Christianity and the Fly Agaric

John Marco Allegro, a renowned scholar, theorized in his 1970 book, The Sacred Mushroom and the Cross, that early Christian theology was derived from a fertility cult revolving around the entheogenic mushroom A. muscaria. However, this controversial hypothesis found minimal support outside ethnomycology and faced widespread criticism from theologians and academics, including Sir Godfrey Driver and Henry Chadwick of Oxford University. Christian author John C. King further refuted Allegro’s theory in his own 1970 book, A Christian View of the Mushroom Myth, arguing geographical inconsistencies and questioning Allegro’s connections between biblical and Sumerian names. King proposed that if such a theory were true, the mushroom’s usage would represent an impeccably kept secret for two millennia.

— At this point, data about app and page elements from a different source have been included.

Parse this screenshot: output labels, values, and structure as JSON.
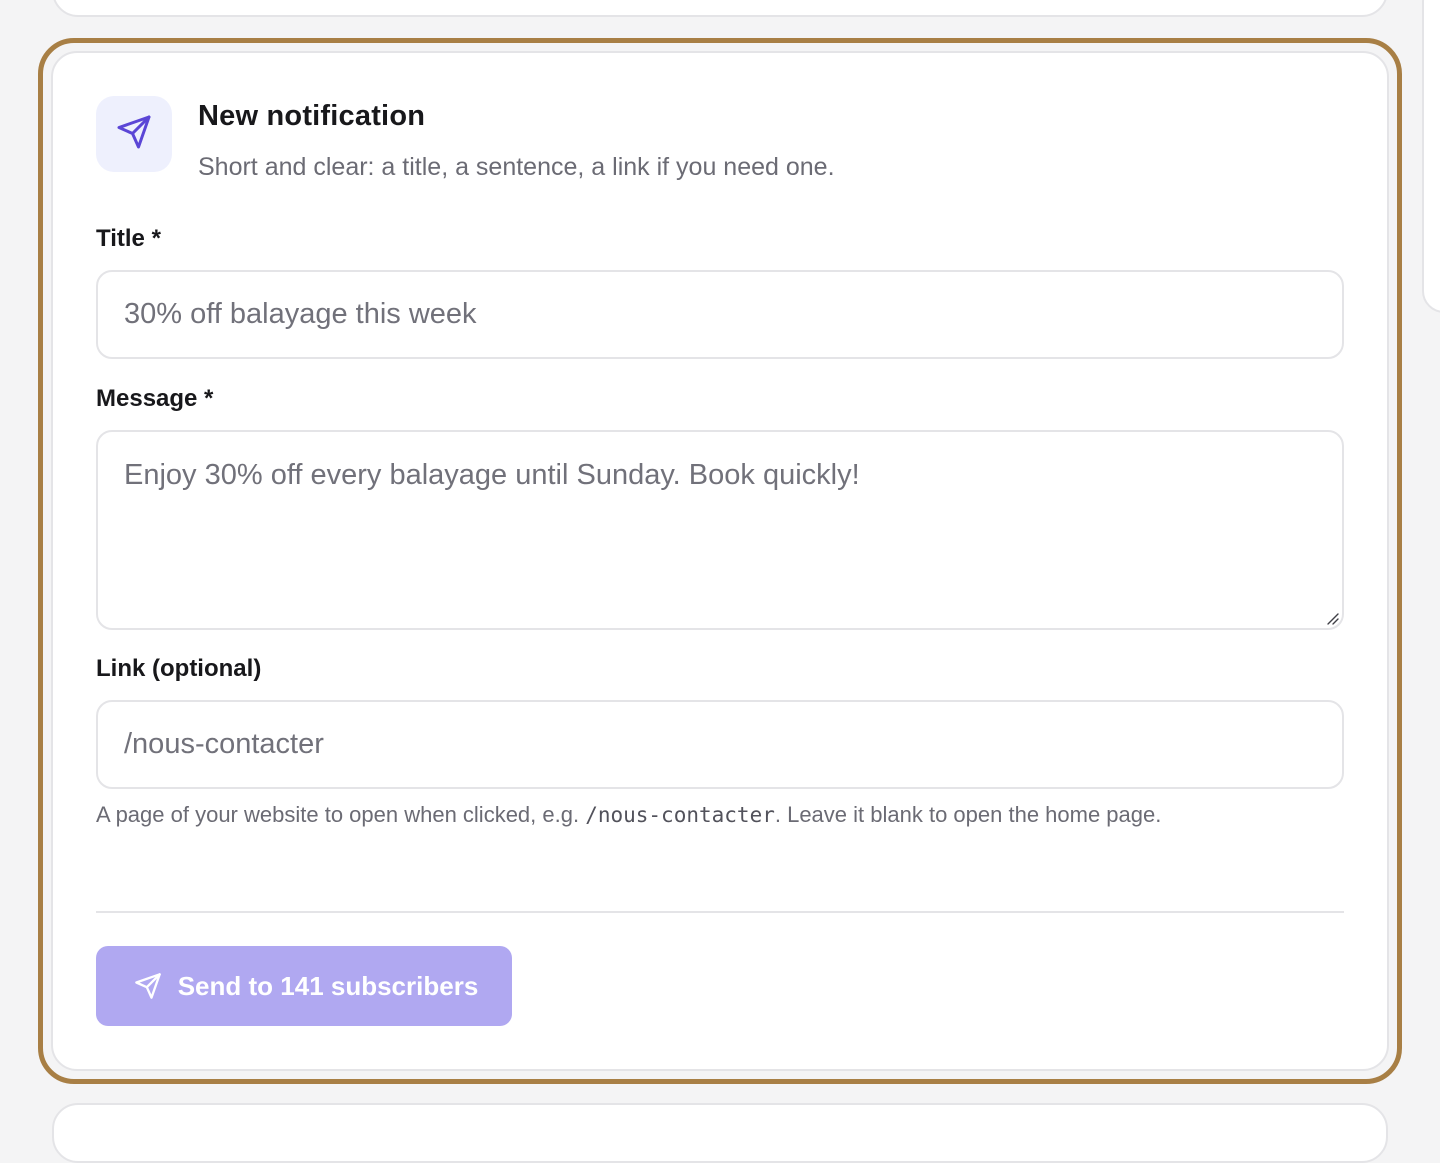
{
  "notification_form": {
    "header": {
      "icon": "send-icon",
      "title": "New notification",
      "subtitle": "Short and clear: a title, a sentence, a link if you need one."
    },
    "title_field": {
      "label": "Title *",
      "placeholder": "30% off balayage this week",
      "value": ""
    },
    "message_field": {
      "label": "Message *",
      "placeholder": "Enjoy 30% off every balayage until Sunday. Book quickly!",
      "value": ""
    },
    "link_field": {
      "label": "Link (optional)",
      "placeholder": "/nous-contacter",
      "value": "",
      "help_before": "A page of your website to open when clicked, e.g. ",
      "help_code": "/nous-contacter",
      "help_after": ". Leave it blank to open the home page."
    },
    "send_button": {
      "icon": "send-icon",
      "label": "Send to 141 subscribers",
      "disabled": true
    }
  },
  "colors": {
    "highlight_ring": "#a87f45",
    "accent": "#5b46d6",
    "icon_bg": "#eef0fd",
    "button_disabled": "#b0a8f1"
  }
}
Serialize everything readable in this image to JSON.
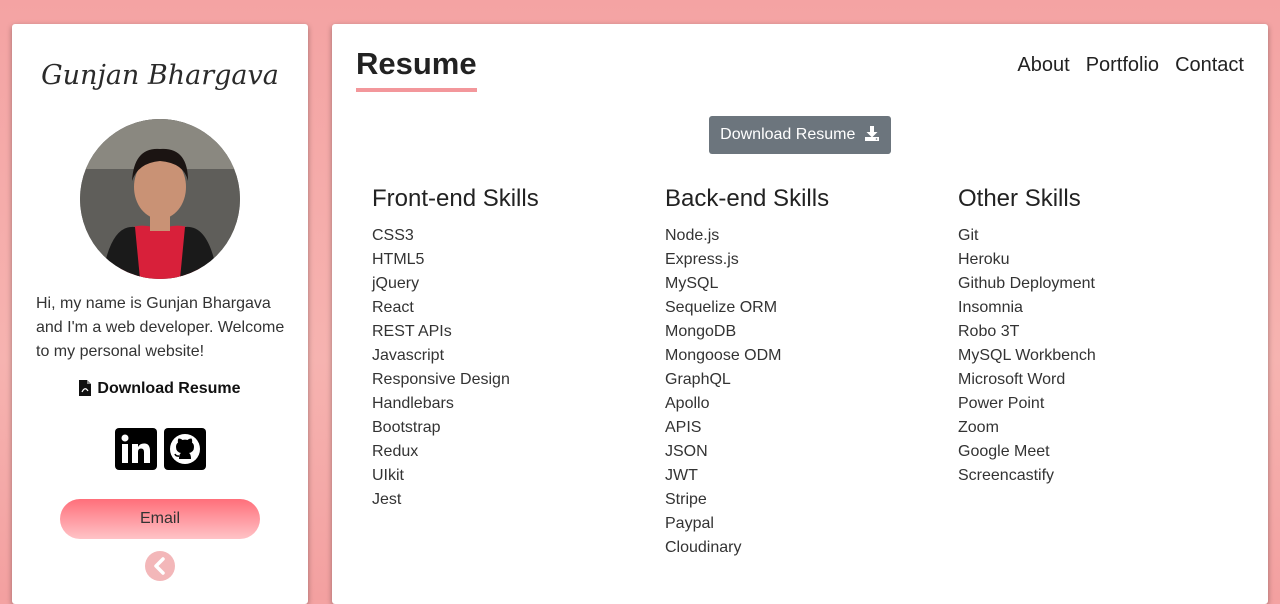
{
  "sidebar": {
    "name": "Gunjan Bhargava",
    "intro": "Hi, my name is Gunjan Bhargava and I'm a web developer. Welcome to my personal website!",
    "download_label": "Download Resume",
    "email_label": "Email",
    "social_icons": [
      "linkedin-icon",
      "github-icon"
    ]
  },
  "main": {
    "title": "Resume",
    "nav": [
      "About",
      "Portfolio",
      "Contact"
    ],
    "download_button": "Download Resume",
    "columns": [
      {
        "heading": "Front-end Skills",
        "items": [
          "CSS3",
          "HTML5",
          "jQuery",
          "React",
          "REST APIs",
          "Javascript",
          "Responsive Design",
          "Handlebars",
          "Bootstrap",
          "Redux",
          "UIkit",
          "Jest"
        ]
      },
      {
        "heading": "Back-end Skills",
        "items": [
          "Node.js",
          "Express.js",
          "MySQL",
          "Sequelize ORM",
          "MongoDB",
          "Mongoose ODM",
          "GraphQL",
          "Apollo",
          "APIS",
          "JSON",
          "JWT",
          "Stripe",
          "Paypal",
          "Cloudinary"
        ]
      },
      {
        "heading": "Other Skills",
        "items": [
          "Git",
          "Heroku",
          "Github Deployment",
          "Insomnia",
          "Robo 3T",
          "MySQL Workbench",
          "Microsoft Word",
          "Power Point",
          "Zoom",
          "Google Meet",
          "Screencastify"
        ]
      }
    ]
  },
  "colors": {
    "accent": "#f3979b",
    "button_gray": "#6c757d",
    "background": "#f4a3a3"
  }
}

Catching flies with the Fly Agaric

Amanita muscaria, commonly known as the fly agaric, has a history of being used as a fly trap, although it does not kill flies directly. The fungus contains two main psychoactive compounds: ibotenic acid and muscimol. When flies consume these compounds, they can experience effects similar to intoxication, often causing them to become less active or even appear “stupefied.” In some cases, this can lead to the flies being trapped or more easily killed, but the fungus itself is not lethal to flies.

This study explores the traditional use of Amanita muscaria, a mushroom known for its fly-catching properties, among communities in the Karst and Gorjanci regions of Slovenia. Researchers interviewed local residents to document traditional preparation methods of this fungus for pest control. In total, nine different methods were recorded, ranging from simple soaking in milk or water to more complex procedures involving heat and mechanical processing. The researchers then replicated these methods and measured the release of two key compounds, ibotenic acid and muscimol, over time using high-performance liquid chromatography. They found that the release of these substances was time-dependent and not influenced by the type of solvent used. The least amount of these compounds was released when the mushroom was only soaked in water or milk. Additional heat and mechanical processing resulted in a faster release. The study concluded that using A. muscaria for fly control was common in Gorjanci but not in Karst and that the preparation methods significantly affected the release profile of ibotenic acid.